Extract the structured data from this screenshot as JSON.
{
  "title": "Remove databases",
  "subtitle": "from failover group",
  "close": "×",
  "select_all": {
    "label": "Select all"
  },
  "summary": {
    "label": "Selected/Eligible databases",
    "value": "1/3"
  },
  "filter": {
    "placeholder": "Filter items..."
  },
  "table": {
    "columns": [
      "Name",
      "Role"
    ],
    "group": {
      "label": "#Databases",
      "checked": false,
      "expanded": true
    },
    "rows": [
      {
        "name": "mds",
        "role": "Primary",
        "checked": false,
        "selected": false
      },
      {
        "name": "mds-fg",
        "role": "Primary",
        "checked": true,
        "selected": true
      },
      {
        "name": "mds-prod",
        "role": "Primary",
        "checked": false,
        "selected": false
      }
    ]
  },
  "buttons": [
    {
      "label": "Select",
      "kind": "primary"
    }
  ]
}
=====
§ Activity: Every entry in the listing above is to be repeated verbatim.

§ Your solution:
Extract the structured data from this screenshot as JSON.
{
  "title": "Remove databases",
  "subtitle": "from failover group",
  "close": "×",
  "select_all": {
    "label": "Select all"
  },
  "summary": {
    "label": "Selected/Eligible databases",
    "value": "1/3"
  },
  "filter": {
    "placeholder": "Filter items..."
  },
  "table": {
    "columns": [
      "Name",
      "Role"
    ],
    "group": {
      "label": "#Databases",
      "checked": false,
      "expanded": true
    },
    "rows": [
      {
        "name": "mds",
        "role": "Primary",
        "checked": false,
        "selected": false
      },
      {
        "name": "mds-fg",
        "role": "Primary",
        "checked": true,
        "selected": true
      },
      {
        "name": "mds-prod",
        "role": "Primary",
        "checked": false,
        "selected": false
      }
    ]
  },
  "buttons": [
    {
      "label": "Select",
      "kind": "primary"
    }
  ]
}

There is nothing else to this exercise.